Years later when my mother would put together a camp reunion in May 1962, bringing together the Zionist youths that had now become household names in literary, theatrical, television, political, and business circles — Arthur Miller, Moss Hart, Michael Wager (“Mendy” Weisgal), Norman Lear, Paul Goodman, Bob Treuhaft, Andy Goodman/founder of Bergdorf Goodman — Herman Wouk would take the time to make a poignant audio cassette tape to be played at the reunion. Wouk was immersed in writing his novel, Youngblood Hawke, secluding himself in the Virgin Islands to concentrate on his work. My mother brought a scissors with her, and out of respect for Herman’s sensitivity about privacy, she cut the cassette tape immediately after it was played. The room stood still, as the former campers listened closely to Herman’s reflections on his camp days: stories, commentaries, and humor about life among an oasis trees for a Jewish boy growing up in the Bronx.

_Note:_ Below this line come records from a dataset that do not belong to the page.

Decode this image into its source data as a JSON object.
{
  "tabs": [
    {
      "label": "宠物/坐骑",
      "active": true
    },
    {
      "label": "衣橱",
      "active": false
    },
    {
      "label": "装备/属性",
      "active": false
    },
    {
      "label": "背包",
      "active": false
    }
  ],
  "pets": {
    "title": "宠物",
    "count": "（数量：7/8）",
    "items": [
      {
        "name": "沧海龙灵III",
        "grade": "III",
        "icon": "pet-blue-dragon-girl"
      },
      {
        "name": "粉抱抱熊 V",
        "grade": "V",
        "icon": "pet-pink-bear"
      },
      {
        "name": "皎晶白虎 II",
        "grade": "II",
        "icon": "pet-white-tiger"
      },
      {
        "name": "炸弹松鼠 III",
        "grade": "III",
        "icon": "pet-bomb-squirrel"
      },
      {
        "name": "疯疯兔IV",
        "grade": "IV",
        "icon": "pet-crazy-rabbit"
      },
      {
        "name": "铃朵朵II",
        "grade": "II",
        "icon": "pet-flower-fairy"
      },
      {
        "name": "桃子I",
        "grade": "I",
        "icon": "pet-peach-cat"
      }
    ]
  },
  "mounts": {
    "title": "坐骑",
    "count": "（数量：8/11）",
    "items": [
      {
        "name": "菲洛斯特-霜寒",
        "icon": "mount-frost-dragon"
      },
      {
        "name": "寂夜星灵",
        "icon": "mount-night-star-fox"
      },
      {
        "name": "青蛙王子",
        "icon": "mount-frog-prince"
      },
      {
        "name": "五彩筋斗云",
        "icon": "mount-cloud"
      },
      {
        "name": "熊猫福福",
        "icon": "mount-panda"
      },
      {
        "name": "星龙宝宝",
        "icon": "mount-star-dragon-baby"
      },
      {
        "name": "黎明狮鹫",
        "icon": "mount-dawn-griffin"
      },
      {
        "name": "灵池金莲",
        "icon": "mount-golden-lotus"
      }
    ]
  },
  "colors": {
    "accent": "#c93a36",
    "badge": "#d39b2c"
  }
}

Herman Wouk made Jews feel comfortable in their skins. Inside, Outside, This is My God, The Will to Live On made us so very proud to be Jews in a world with contentious beliefs. His winning of a Pulitzer Prize for The Caine Mutiny showed us that one can achieve the highest tribute in literature but still stand tall as a Jew. He will be remembered for instilling pride in all of us, a gift that is larger than life itself. My mother, were she here today, would most certainly point to Camp Keeyuma-Carmelia as the bedrock of Wouk’s pride as a Jew. He gave generously of himself, using his extraordinary gift for prose to help all of us keep our heads high. Our remembering him as a novelist — and no less as a proud Jew — is our gratitude to this prolific writer.

Amy Neustein, Ph.D., is editor of Tempest in the Temple (Brandeis University Press) and author of From Madness to Mutiny (Northeastern University Press).